Wednesday night, a SpaceX rocket launched four astronauts into orbit, including the 600th person to reach space in the last 60 years.
The flight was repeatedly delayed just two days after SpaceX returned four other astronauts from the International Space Station. They were supposed to be up there to greet the newcomers, but NASA and SpaceX decided to change the order based on Monday’s ideal recovery weather in the Gulf of Mexico.
“It was a fantastic ride, better than we could have hoped for,” mission commander Raja Chari said after the spacecraft entered orbit.
According to NASA, Matthias Maurer of Germany claimed the No. 600 position based on his mission assignment. He and his three NASA crewmates should arrive at the space station in less than 24 hours, despite being more than a week late.
One of the astronauts — NASA won’t say which one — was forced to withdraw from the mission last week due to an undisclosed medical issue. According to NASA, the crew member has fully recovered. Officials will not say whether it was an illness or an injury, but they will say it was not COVID-19.
The weather also played a role in their flight delays.
It was raining when the four astronauts said their goodbyes to their families on Wednesday night, and they were holding umbrellas over their heads. Weather forecasters predicted that the weather would improve, and it did.
The 600 travelers range from those who have only just touched down in space, such as actor William Shatner last month, to US and Russian astronauts who have spent a year or more in orbit. This year’s surge in space tourists helped push the total past 600.
Since Yuri Gagarin’s pioneering flight in 1961, this has averaged out to 10 people per year, according to Maurer.
“But I think in a few years, we’ll see an exponential rise in that one because we’re now entering the era of commercial spaceflight,” he said.
The crew launch was SpaceX’s fourth for NASA in 1 1/2 years, as well as the company’s fifth passenger flight overall — a charter flight for four people that bypassed the space station. The toilet in the Dragon capsule leaked during its three days in orbit in September, necessitating a quick redesign of the flushing system in the newest capsule, dubbed Endurance by its crew.
After a shaky parachute during Monday’s descent, SpaceX engineers scrutinized the data before approving Wednesday’s launch. According to SpaceX officials, one of the four chutes opened more than a minute late, a problem seen in testing and well within safety limits.
Mauer is one of the crew’s three newcomers. When he first applied to be an astronaut with the European Space Agency, the 51-year-old was a finalist. Encouraged, he quit his research job at a medical company to join the space agency as an engineer, and he was selected as an astronaut in 2015.
Also on board:

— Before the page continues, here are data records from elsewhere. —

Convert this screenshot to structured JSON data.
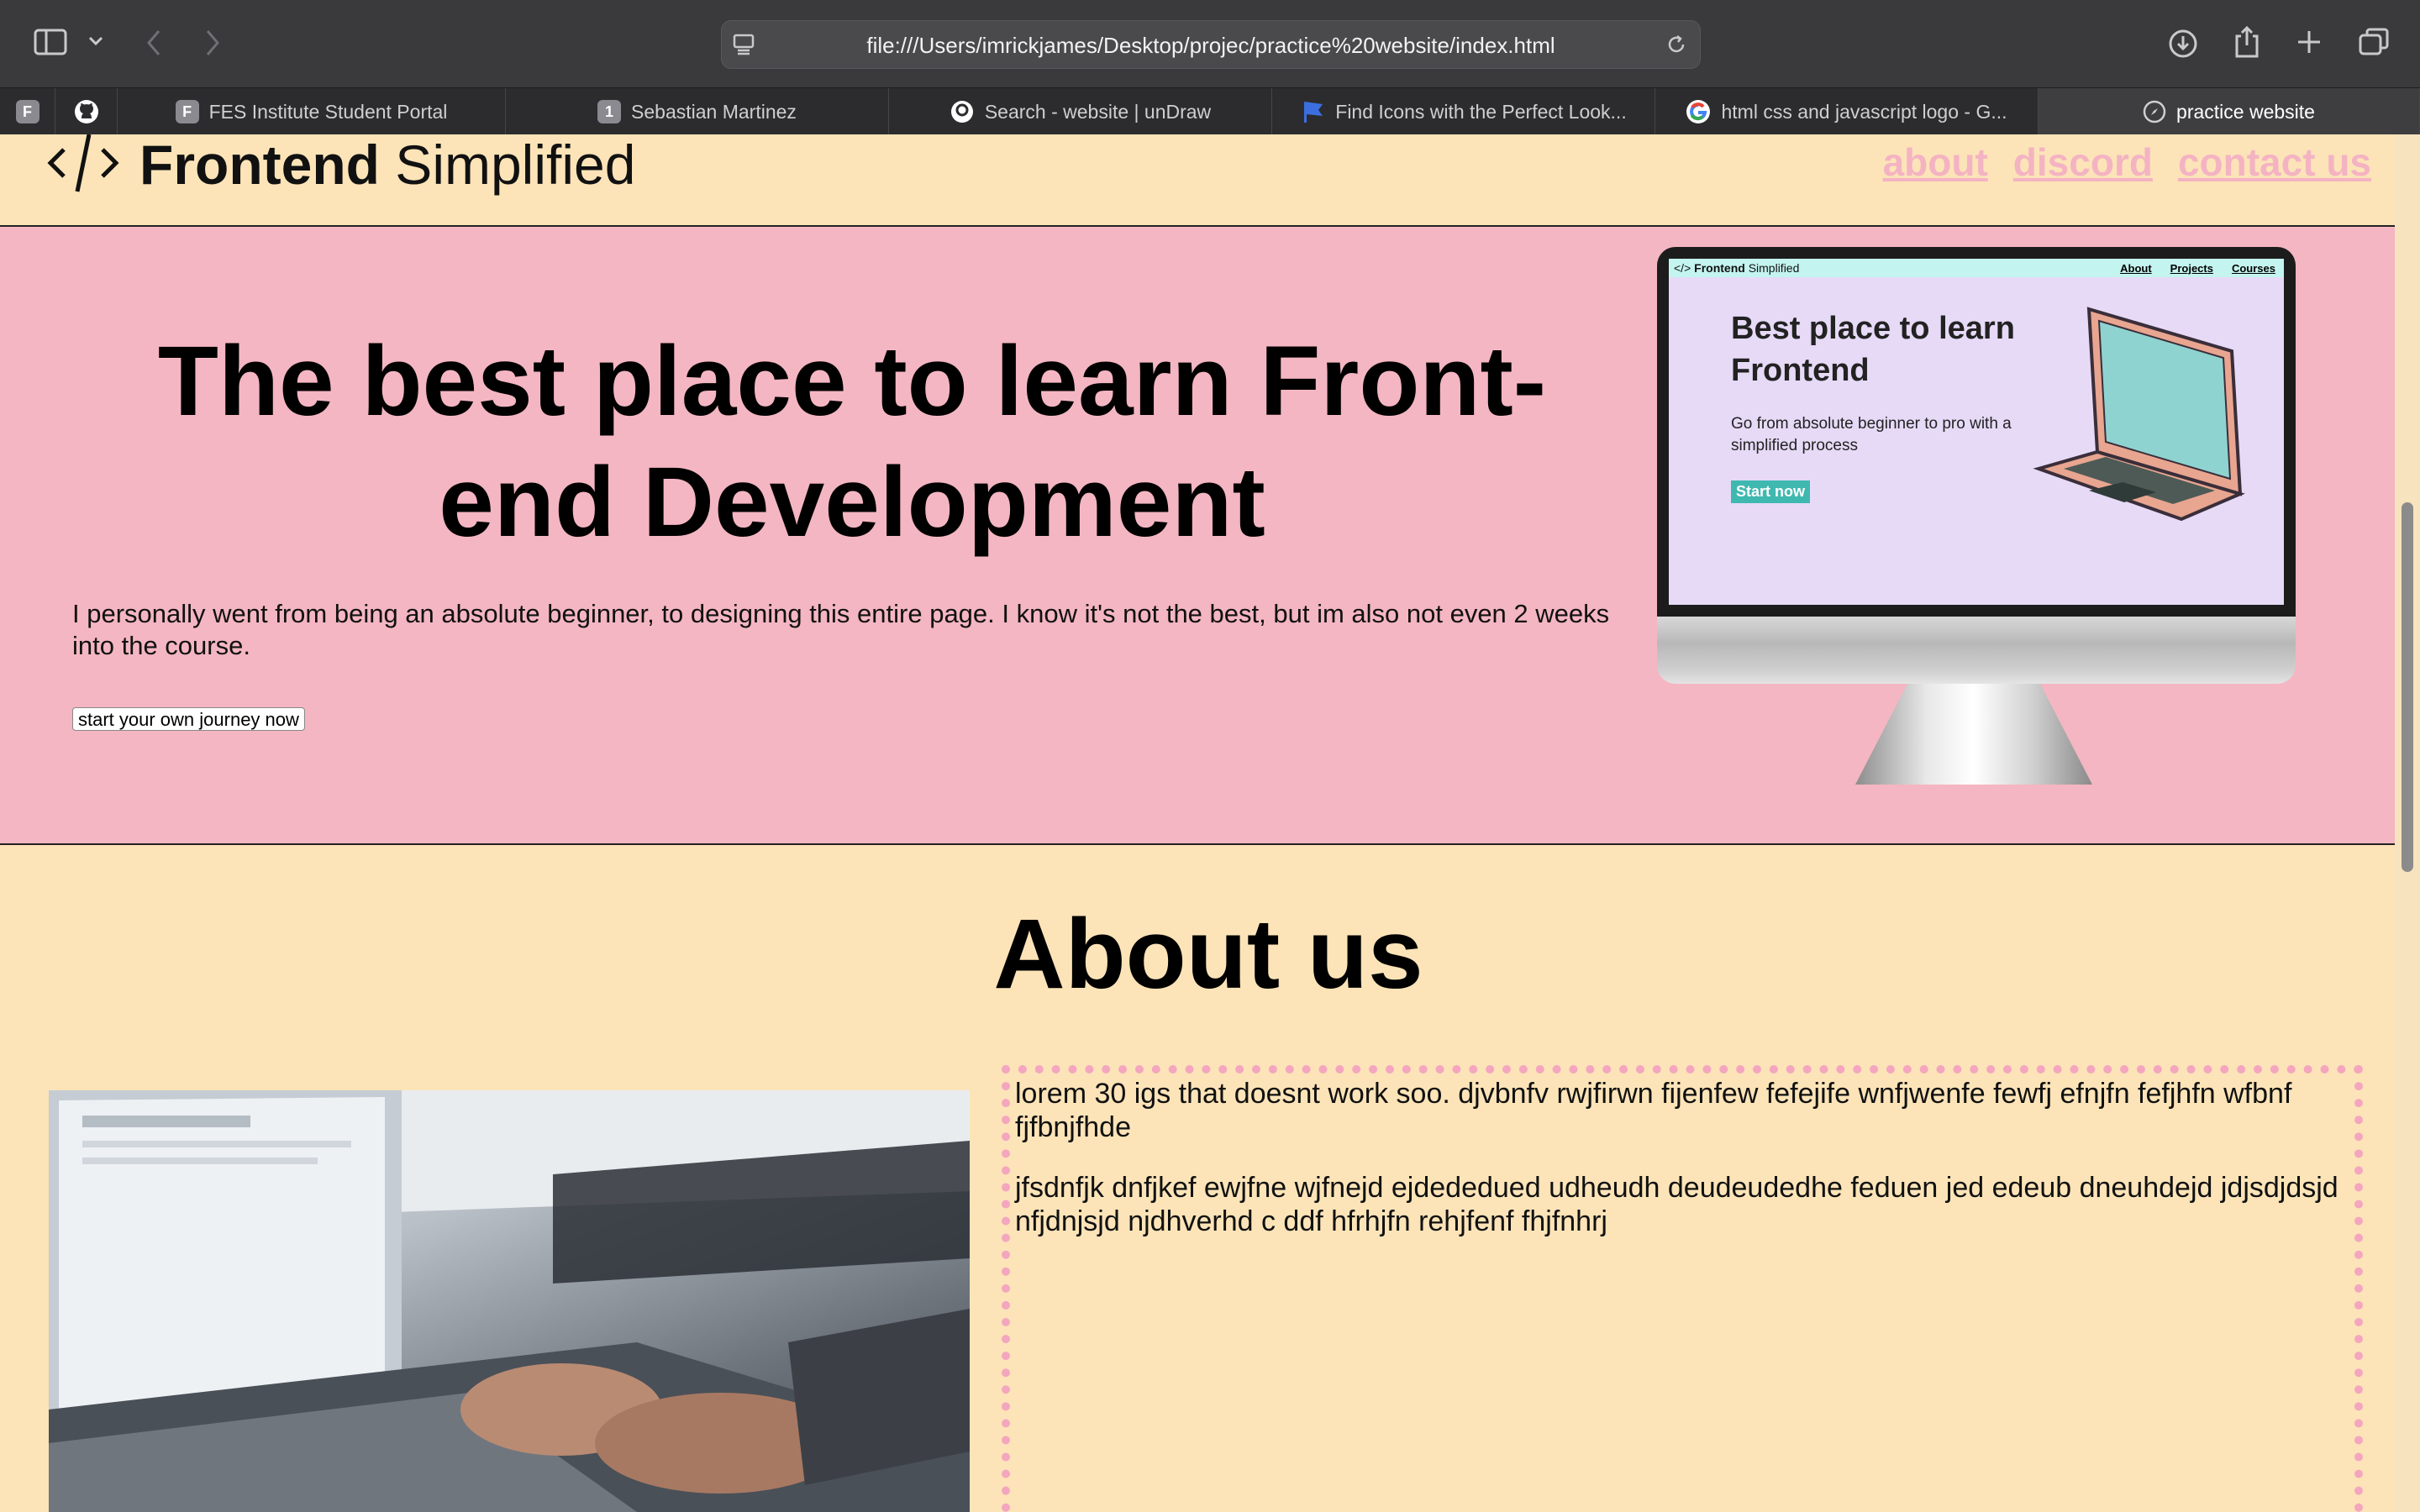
{
  "browser": {
    "url": "file:///Users/imrickjames/Desktop/projec/practice%20website/index.html",
    "tabs": [
      {
        "label": "FES Institute Student Portal",
        "icon": "F"
      },
      {
        "label": "Sebastian Martinez",
        "icon": "1"
      },
      {
        "label": "Search - website | unDraw",
        "icon": "undraw-icon"
      },
      {
        "label": "Find Icons with the Perfect Look...",
        "icon": "flag-icon"
      },
      {
        "label": "html css and javascript logo - G...",
        "icon": "google-icon"
      },
      {
        "label": "practice website",
        "icon": "compass-icon"
      }
    ],
    "pinned": [
      {
        "icon": "F"
      },
      {
        "icon": "github-icon"
      }
    ]
  },
  "site": {
    "logo_bold": "Frontend",
    "logo_light": "Simplified",
    "nav": [
      "about",
      "discord",
      "contact us"
    ],
    "hero": {
      "heading": "The best place to learn Front-end Development",
      "text": "I personally went from being an absolute beginner, to designing this entire page. I know it's not the best, but im also not even 2 weeks into the course.",
      "button": "start your own journey now"
    },
    "monitor": {
      "logo_bold": "Frontend",
      "logo_light": "Simplified",
      "nav": [
        "About",
        "Projects",
        "Courses"
      ],
      "heading": "Best place to learn Frontend",
      "subtext": "Go from absolute beginner to pro with a simplified process",
      "button": "Start now"
    },
    "about": {
      "title": "About us",
      "paragraphs": [
        "lorem 30 igs that doesnt work soo. djvbnfv rwjfirwn fijenfew fefejife wnfjwenfe fewfj efnjfn fefjhfn wfbnf fjfbnjfhde",
        "jfsdnfjk dnfjkef ewjfne wjfnejd ejdededued udheudh deudeudedhe feduen jed edeub dneuhdejd jdjsdjdsjd nfjdnjsjd njdhverhd c ddf hfrhjfn rehjfenf fhjfnhrj"
      ]
    }
  },
  "colors": {
    "nav_bg": "#fce4b8",
    "hero_bg": "#f4b6c2",
    "link": "#f4b3c2",
    "monitor_screen": "#e6daf7"
  }
}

— Raja Chari, 44, is an Air Force colonel and the first space rookie in decades to lead a mission to orbit for NASA. A test pilot from Cedar Falls, Iowa, Chari accumulated more than 2,500 hours in fighter jets, including combat missions in Iraq.
— Dr. Thomas Marshburn, 61, will be the oldest person to live aboard the space station and perform a spacewalk. Born in Statesville, North Carolina, he pursued a career in emergency medicine, then joined NASA in 1994 as a flight surgeon. This is his third trip to the space station.
— Kayla Barron, 34, a Navy lieutenant commander from Richland, Washington. She was among the first women to serve as submarine warfare officers. Added to the flight in May, she’s No. 601 in space.
During their six-month stay at the station, they will host two groups of tourists. A Russian film crew recently spent two weeks filming at the station.
The new crew will join three station residents: two Russians and NASA’s Mark Vande Hei, who turned 55 on Wednesday.
Before the launch, NASA tweeted, “NASA and @SpaceX are lighting a big candle in the sky for you tonight.”